Derek Cianfrances crime drama "The Place Beyond the Pines" is actually a two part tightly juxtaposed parable that is at times violent, and at times poignant, but always intriguing.
Luke Glanton (Ryan Gosling) is a tattooed carnival motorcycle freak who performs tricks with his bike in a metal cage. After one of his performances he runs into Romina (Eva Mendes), a woman in which he had a brief sexual encounter with. When he decides to go visit her the next day, Luke finds out an unexpected surprise: He has a son. Feeling all fatherly about the child, Luke offers to take care of Romina and the baby, but two problems exist: Romina lives with another man; and Luke has no means to support them. So what is a poor, motorcycle stunt man to do for financial support? Obvious ─ rob some banks. Luke befriends a man by the name of Robin (Ben Mendelsohn), who claims that he has been involved in this line of work and that he knows how to get the job done. We all know what happens when people rob banks: they get greedy and they can’t stop.Luke has a confrontation with the cops, and all I can tell you is that he loses.

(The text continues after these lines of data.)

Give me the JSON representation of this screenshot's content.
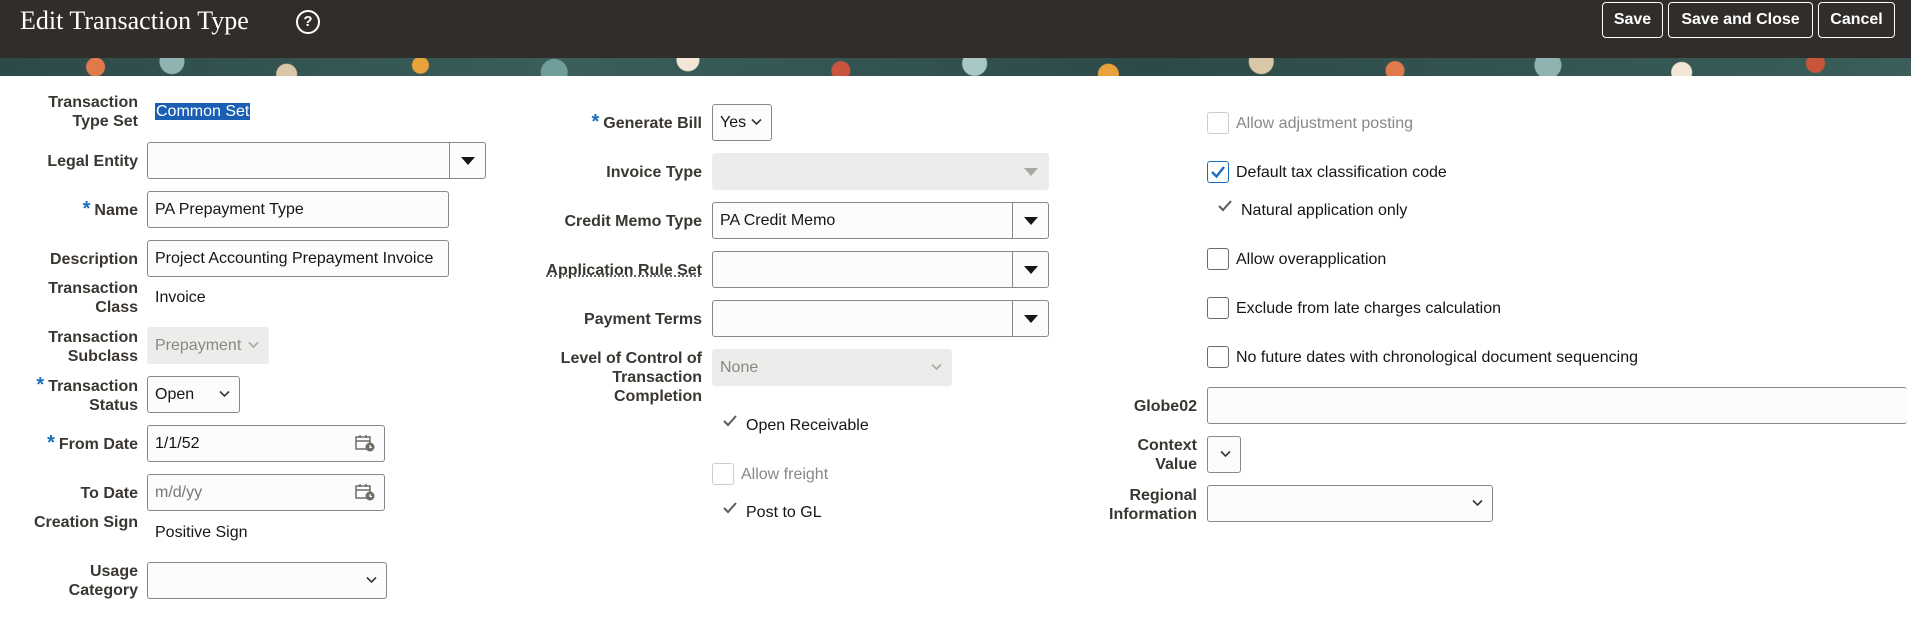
{
  "header": {
    "title": "Edit Transaction Type",
    "help_icon": "help-circle-icon",
    "save_label": "Save",
    "save_close_label": "Save and Close",
    "cancel_label": "Cancel"
  },
  "col1": {
    "transaction_type_set": {
      "label": "Transaction Type Set",
      "value": "Common Set"
    },
    "legal_entity": {
      "label": "Legal Entity",
      "value": ""
    },
    "name": {
      "label": "Name",
      "value": "PA Prepayment Type"
    },
    "description": {
      "label": "Description",
      "value": "Project Accounting Prepayment Invoice"
    },
    "transaction_class": {
      "label": "Transaction Class",
      "value": "Invoice"
    },
    "transaction_subclass": {
      "label": "Transaction Subclass",
      "value": "Prepayment"
    },
    "transaction_status": {
      "label": "Transaction Status",
      "value": "Open"
    },
    "from_date": {
      "label": "From Date",
      "value": "1/1/52"
    },
    "to_date": {
      "label": "To Date",
      "placeholder": "m/d/yy"
    },
    "creation_sign": {
      "label": "Creation Sign",
      "value": "Positive Sign"
    },
    "usage_category": {
      "label": "Usage Category",
      "value": ""
    }
  },
  "col2": {
    "generate_bill": {
      "label": "Generate Bill",
      "value": "Yes"
    },
    "invoice_type": {
      "label": "Invoice Type",
      "value": ""
    },
    "credit_memo_type": {
      "label": "Credit Memo Type",
      "value": "PA Credit Memo"
    },
    "application_rule_set": {
      "label": "Application Rule Set",
      "value": ""
    },
    "payment_terms": {
      "label": "Payment Terms",
      "value": ""
    },
    "level_of_control": {
      "label": "Level of Control of Transaction Completion",
      "value": "None"
    },
    "open_receivable": {
      "label": "Open Receivable",
      "checked": true
    },
    "allow_freight": {
      "label": "Allow freight",
      "checked": false
    },
    "post_to_gl": {
      "label": "Post to GL",
      "checked": true
    }
  },
  "col3": {
    "allow_adjustment_posting": {
      "label": "Allow adjustment posting",
      "checked": false
    },
    "default_tax_classification": {
      "label": "Default tax classification code",
      "checked": true
    },
    "natural_application_only": {
      "label": "Natural application only",
      "checked": true
    },
    "allow_overapplication": {
      "label": "Allow overapplication",
      "checked": false
    },
    "exclude_late_charges": {
      "label": "Exclude from late charges calculation",
      "checked": false
    },
    "no_future_dates": {
      "label": "No future dates with chronological document sequencing",
      "checked": false
    },
    "globe02": {
      "label": "Globe02",
      "value": ""
    },
    "context_value": {
      "label": "Context Value",
      "value": ""
    },
    "regional_information": {
      "label": "Regional Information",
      "value": ""
    }
  },
  "colors": {
    "header_bg": "#312d2a",
    "accent": "#1a6ec0",
    "required": "#1a6ec0"
  }
}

Part 2. The cop who is responsible for the demise of Luke, Avery Cross (Bradley Cooper), who has an infant child himself, feels remorse over the incident. While recovering from the gunshot wound he suffered in his encounter with Luke, the boys from the precinct take him out for a shakedown; and this is when he realizes that the entire force is corrupt.

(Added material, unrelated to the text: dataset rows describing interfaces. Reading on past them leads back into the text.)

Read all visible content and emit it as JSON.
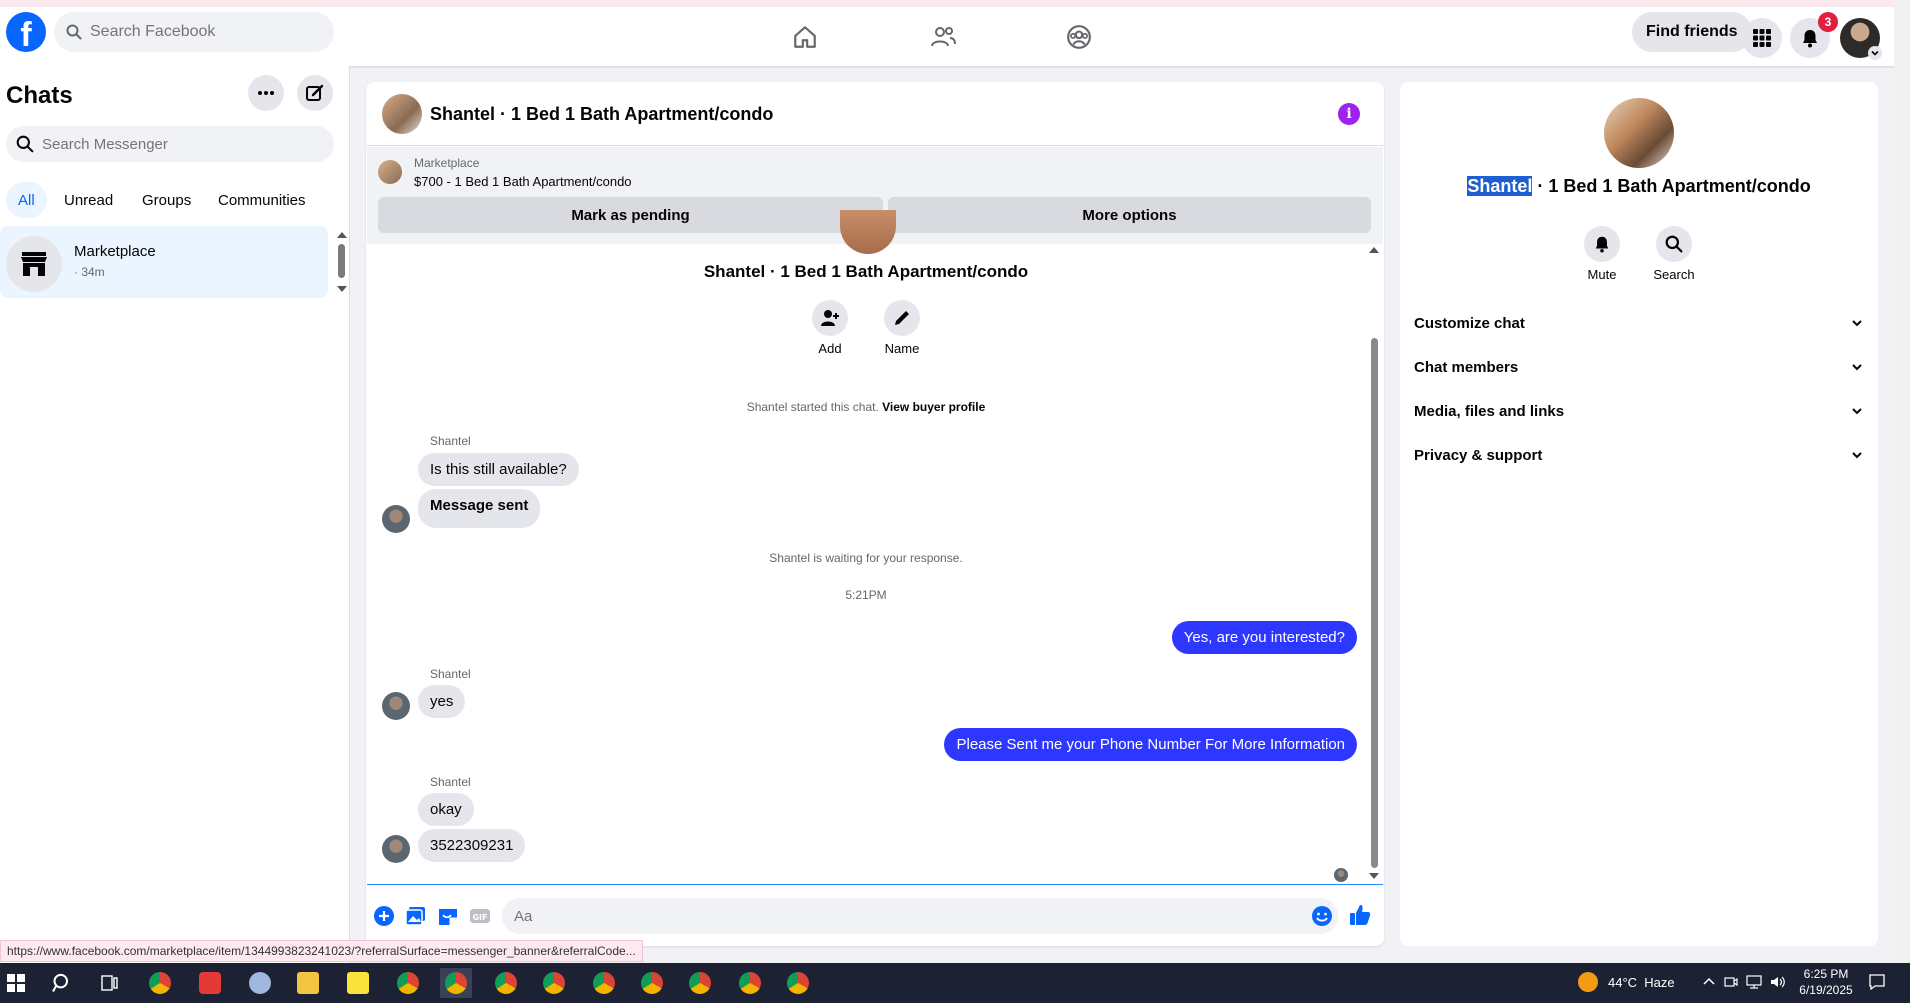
{
  "topnav": {
    "search_placeholder": "Search Facebook",
    "find_friends": "Find friends",
    "notification_count": "3"
  },
  "left": {
    "title": "Chats",
    "search_placeholder": "Search Messenger",
    "filters": [
      "All",
      "Unread",
      "Groups",
      "Communities"
    ],
    "chat": {
      "name": "Marketplace",
      "time": "· 34m"
    }
  },
  "center": {
    "header_title": "Shantel · 1 Bed 1 Bath Apartment/condo",
    "banner": {
      "label": "Marketplace",
      "price_title": "$700 - 1 Bed 1 Bath Apartment/condo",
      "mark_pending": "Mark as pending",
      "more_options": "More options"
    },
    "conv_title": "Shantel · 1 Bed 1 Bath Apartment/condo",
    "actions": {
      "add": "Add",
      "name": "Name"
    },
    "started_text": "Shantel started this chat.",
    "view_buyer_profile": "View buyer profile",
    "waiting_text": "Shantel is waiting for your response.",
    "timestamp": "5:21PM",
    "messages": {
      "sender": "Shantel",
      "in1": "Is this still available?",
      "in2": "Message sent",
      "out1": "Yes, are you interested?",
      "in3": "yes",
      "out2": "Please Sent me your Phone Number For More Information",
      "in4": "okay",
      "in5": "3522309231"
    },
    "composer_placeholder": "Aa"
  },
  "right": {
    "title_selected": "Shantel",
    "title_rest": " · 1 Bed 1 Bath Apartment/condo",
    "mute": "Mute",
    "search": "Search",
    "sections": [
      "Customize chat",
      "Chat members",
      "Media, files and links",
      "Privacy & support"
    ]
  },
  "status_url": "https://www.facebook.com/marketplace/item/1344993823241023/?referralSurface=messenger_banner&referralCode...",
  "taskbar": {
    "temperature": "44°C",
    "weather": "Haze",
    "time": "6:25 PM",
    "date": "6/19/2025"
  },
  "colors": {
    "fb_blue": "#0866ff",
    "outgoing_bubble": "#2e37ff",
    "info_purple": "#a020f0",
    "badge_red": "#e41e3f"
  }
}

The movie jumps 15 years and Avery is now running for New York Attorney General. He is on a crusade to remove corruption, but there are problems. His son is a drug addict who has made a new friend at school. And who do think that might be?
'The Place Beyond the Pines" may seem improbable at times, but that doesn’t matter. The story will keep you mesmerized and there is some fine acting to boot. I will tell you this: When you watch this movie get ready to spend an entire afternoon in front of the television. If I recall, I took five bathrooms breaks, and five munchie runs. This is one of the longest flicks I have ever seen (or at least it seemed so), but every minute was worth it. I give it big thumbs up. (Rated R; run time 140 min.)
My Rating 4 of 5 Bank robberies.